A GREAT "GREEN" ART PROJECT FOR SCHOOLS AND COMMUNITY GROUPS
IN THE NEWS
Getting in the news is as important as the project itself. Why for a number of reasons but one of the reasons is to get the word out about your project and to find possible additional support for it. It also helps the community involved in the project take even more possession of their creation and their community. There is something psychological that happens when one reads the paper about their community and about making something that will help beautify their school, church, town or city.
From owner of Red Brick Gallery, LLC
David Heatwole's upcycled plastic lid mural has become a wonderful asset to the Redbrick Gallery and conversely an asset to the downtown historic district. Interest in the mural has continued to grow from it's original strong reception. People stop to inspect it and wonder at the amount of lids in the mural. The beauty they find in each individual lid compares quite favorably to the image of Vincent van Gogh's self portrait that is seen from a distance. Not only do they take photographs of the mural itself but they stand in front of it and hold their children up to be photographed with it. Many people have stopped to view the mural and then to visit the gallery. A New York Times journalist, David Johnston, and his family visited Martinsburg and was drawn tot he gallery because of the van Gogh portrait. Students from the local high schools, as well as, Shepherd University regularly visit the gallery because of class assignments. These visitors have increased since the installation of the mural. Many tell me their teachers have told them specifically to see the mural and then write a report on it. Regardless of where I am when people know that I own the gallery they always want to talk about the mural. It is an absolute joy to have the mural on my building. - Doreane Conrad, owner Redbrick Gallery, LLC

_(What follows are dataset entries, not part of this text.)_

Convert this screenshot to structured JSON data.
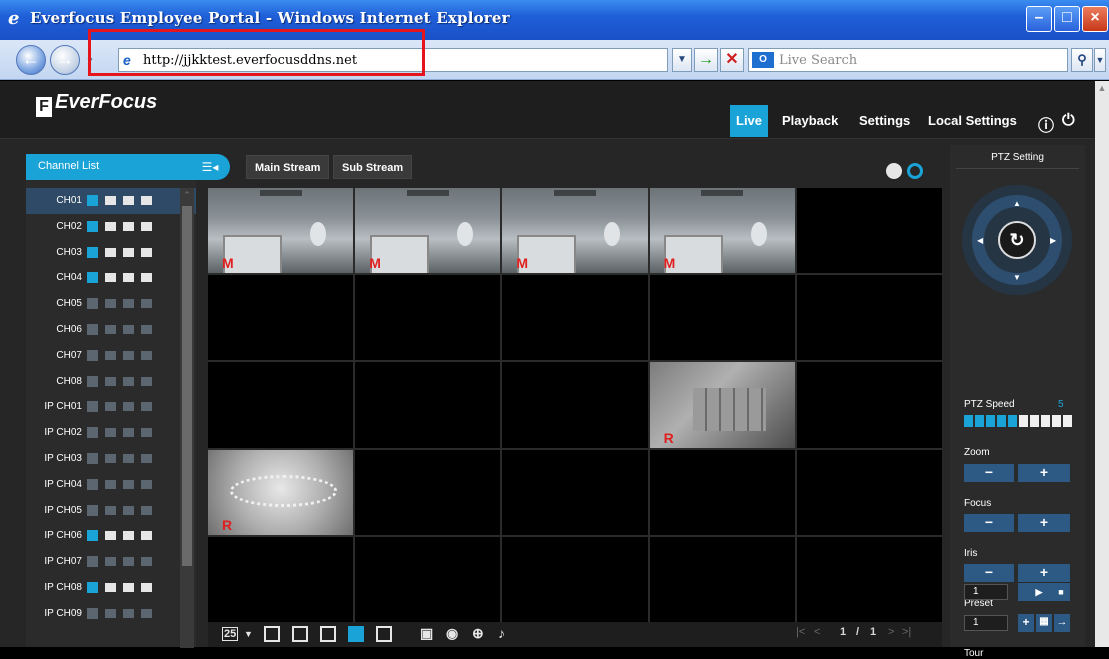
{
  "window": {
    "title": "Everfocus Employee Portal - Windows Internet Explorer",
    "address_url": "http://jjkktest.everfocusddns.net",
    "search_placeholder": "Live Search",
    "minimize": "–",
    "maximize": "□",
    "close": "×"
  },
  "app": {
    "logo_text": "EverFocus",
    "nav": [
      "Live",
      "Playback",
      "Settings",
      "Local Settings"
    ],
    "active_nav": "Live",
    "accent_color": "#1aa3d6"
  },
  "channel_list": {
    "header": "Channel List",
    "channels": [
      {
        "name": "CH01",
        "online": true,
        "selected": true
      },
      {
        "name": "CH02",
        "online": true
      },
      {
        "name": "CH03",
        "online": true
      },
      {
        "name": "CH04",
        "online": true
      },
      {
        "name": "CH05",
        "online": false
      },
      {
        "name": "CH06",
        "online": false
      },
      {
        "name": "CH07",
        "online": false
      },
      {
        "name": "CH08",
        "online": false
      },
      {
        "name": "IP CH01",
        "online": false
      },
      {
        "name": "IP CH02",
        "online": false
      },
      {
        "name": "IP CH03",
        "online": false
      },
      {
        "name": "IP CH04",
        "online": false
      },
      {
        "name": "IP CH05",
        "online": false
      },
      {
        "name": "IP CH06",
        "online": true
      },
      {
        "name": "IP CH07",
        "online": false
      },
      {
        "name": "IP CH08",
        "online": true
      },
      {
        "name": "IP CH09",
        "online": false
      }
    ]
  },
  "stream": {
    "main": "Main Stream",
    "sub": "Sub Stream"
  },
  "grid": {
    "cells": [
      {
        "feed": "office",
        "tag": "M",
        "selected": true
      },
      {
        "feed": "office",
        "tag": "M"
      },
      {
        "feed": "office",
        "tag": "M"
      },
      {
        "feed": "office",
        "tag": "M"
      },
      {
        "feed": "",
        "tag": ""
      },
      {
        "feed": "",
        "tag": ""
      },
      {
        "feed": "",
        "tag": ""
      },
      {
        "feed": "",
        "tag": ""
      },
      {
        "feed": "",
        "tag": ""
      },
      {
        "feed": "",
        "tag": ""
      },
      {
        "feed": "",
        "tag": ""
      },
      {
        "feed": "",
        "tag": ""
      },
      {
        "feed": "",
        "tag": ""
      },
      {
        "feed": "storage",
        "tag": "R"
      },
      {
        "feed": "",
        "tag": ""
      },
      {
        "feed": "baby",
        "tag": "R"
      },
      {
        "feed": "",
        "tag": ""
      },
      {
        "feed": "",
        "tag": ""
      },
      {
        "feed": "",
        "tag": ""
      },
      {
        "feed": "",
        "tag": ""
      },
      {
        "feed": "",
        "tag": ""
      },
      {
        "feed": "",
        "tag": ""
      },
      {
        "feed": "",
        "tag": ""
      },
      {
        "feed": "",
        "tag": ""
      },
      {
        "feed": "",
        "tag": ""
      }
    ]
  },
  "toolbar": {
    "layout_label": "25",
    "page_current": "1",
    "page_sep": "/",
    "page_total": "1"
  },
  "ptz": {
    "header": "PTZ Setting",
    "speed_label": "PTZ Speed",
    "speed_value": "5",
    "speed_level": 5,
    "speed_max": 10,
    "zoom_label": "Zoom",
    "focus_label": "Focus",
    "iris_label": "Iris",
    "preset_label": "Preset",
    "preset_value": "1",
    "tour_label": "Tour",
    "tour_value": "1",
    "minus": "−",
    "plus": "+"
  }
}
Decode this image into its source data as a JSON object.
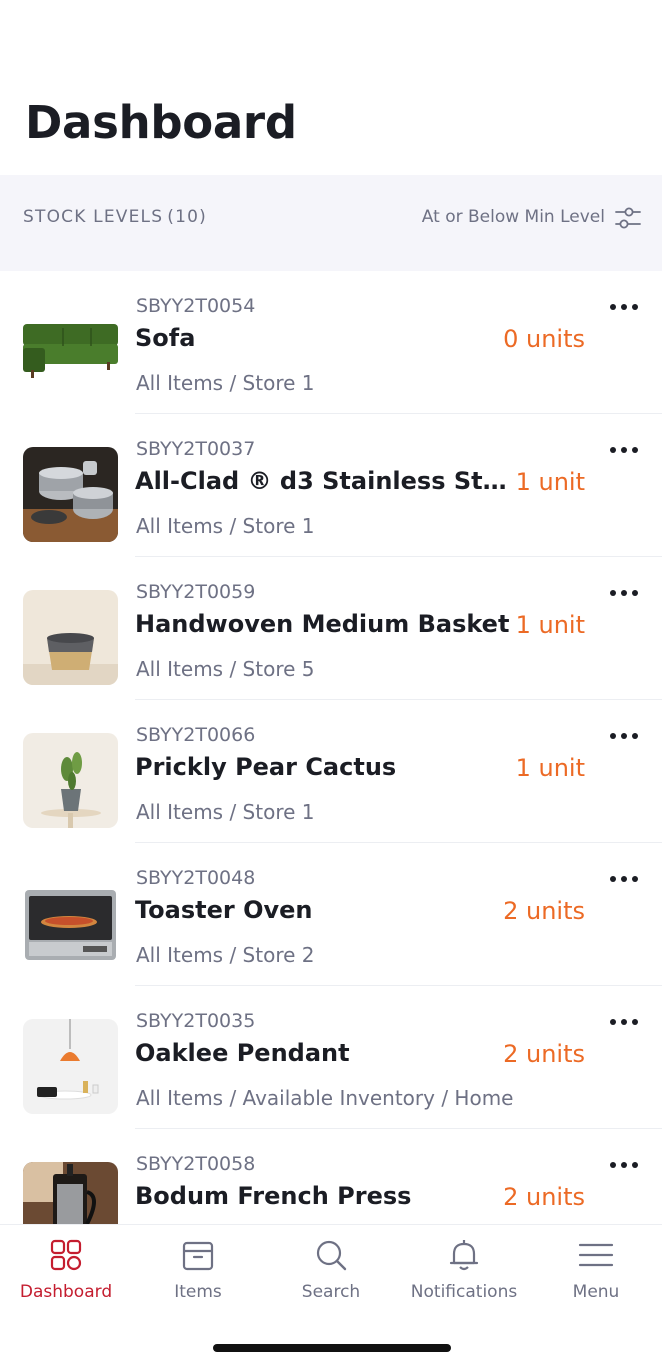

Testimonials from participating students
After the projects were completed students and educators were asked a series of questions about the projects. The Following are comments from participating students.
Do you feel like the projects inspired you?
"Yea, it was a new way of looking at environmentally Friendly Art."
"Yes, I really liked the recycled caps idea, it gives a good message about recycling."
Did the project help unite students to one another? to adults?
"Yes, the whole school lent a hand in making the project. It was an awesome experience."
"Yes, everyone had to work together to get the projects finished. You had to trust the other people working on the project."
What did you learn by working on the Masterpiece Art Kits? Were the kits a good tool for teaching?
"There are lots of different art mediums. They were a good teaching tool they taught us about a different medium and that art can be big!"
"I think the kits are a great way of introducing fine art tools into a school setting."
"I wouldn't say teaching. I would say a guide. But as a guide it was excellent!"
The following was from Ms. Jennifer Squires, the primary educator involved and the project leader:
Would you recommend one of the Masterpiece Art Kits to other high schools or junior high? Ms. Squires: "Yes"
Approximately how many students worked on the projects? Ms. Squires: "The Entire School (1600 students) collected caps, All of my students (150) helped wash, sort, dry, clean glue off of the caps. 20-30 students worked on the mural making, 5-10 students helped with installation process."
Do You feel this was a successful project for your students? For your school? Ms. Squires: "This project was a huge hit with all students - even if they were not directly involved, they were asking all semester in the hallway - 'What is it?' The administrative staff and teachers also live the murals we have gotten many compliments on them."
What did the students learn by working on the Masterpiece Art Kits? Were the kits a good tool for teaching? Ms. Squires: "Students directly involved learned teamwork and job delegation. They also learned how to set attainable goals (today we need to finish this much, etc.) in order to reach the overall deadline. They learned about optical mixing , and about pointillism. Also, they learned that you really truly could make art out of anything. All year, I had kids telling me - "I saw the best color bottle cap on ____(fill in the product)."
Do you feel like the projects inspired the participants? Ms. Squires: "Yes the students who were directly involved were very excited about the project. Almost all of the work was completed after school hours and on Saturdays; this shows the dedication that the students felt. We spent 60-70 hours after school on this project; they would not have worked this hard of they were not inspired."
How did the developer of the project (David Heatwole) do helping with the project? Ms. Squires: "David was very accessible to the group during the creation of the murals. I sent him pictures of our progress, and he responded quickly with feedback, instructions, and general support. David's help during the installation process was crucial. The murals would not be hanging up right now if he hadn't come in to help us with that part of the project."
Here are some other facts as stated from the teacher to the organization that gave them a grant to help purchase their kits.
"The artworks selected for this project were "The Son of Man" by Belgian Surrealist Rene Magritte, and "Basket of Apples" by Paul Cezanne. These works were selected because they both include apples, and Musselman High School is "The Home of the Apple."
"Members of the National Art Honor Society (NAHS) helped raise funds for supplies by face painting at local events and at home football games, they also took family portraits for faculty and staff of Musselman High School at Christmas."
We are Social
Follow along as David Heatwole shares his creativity.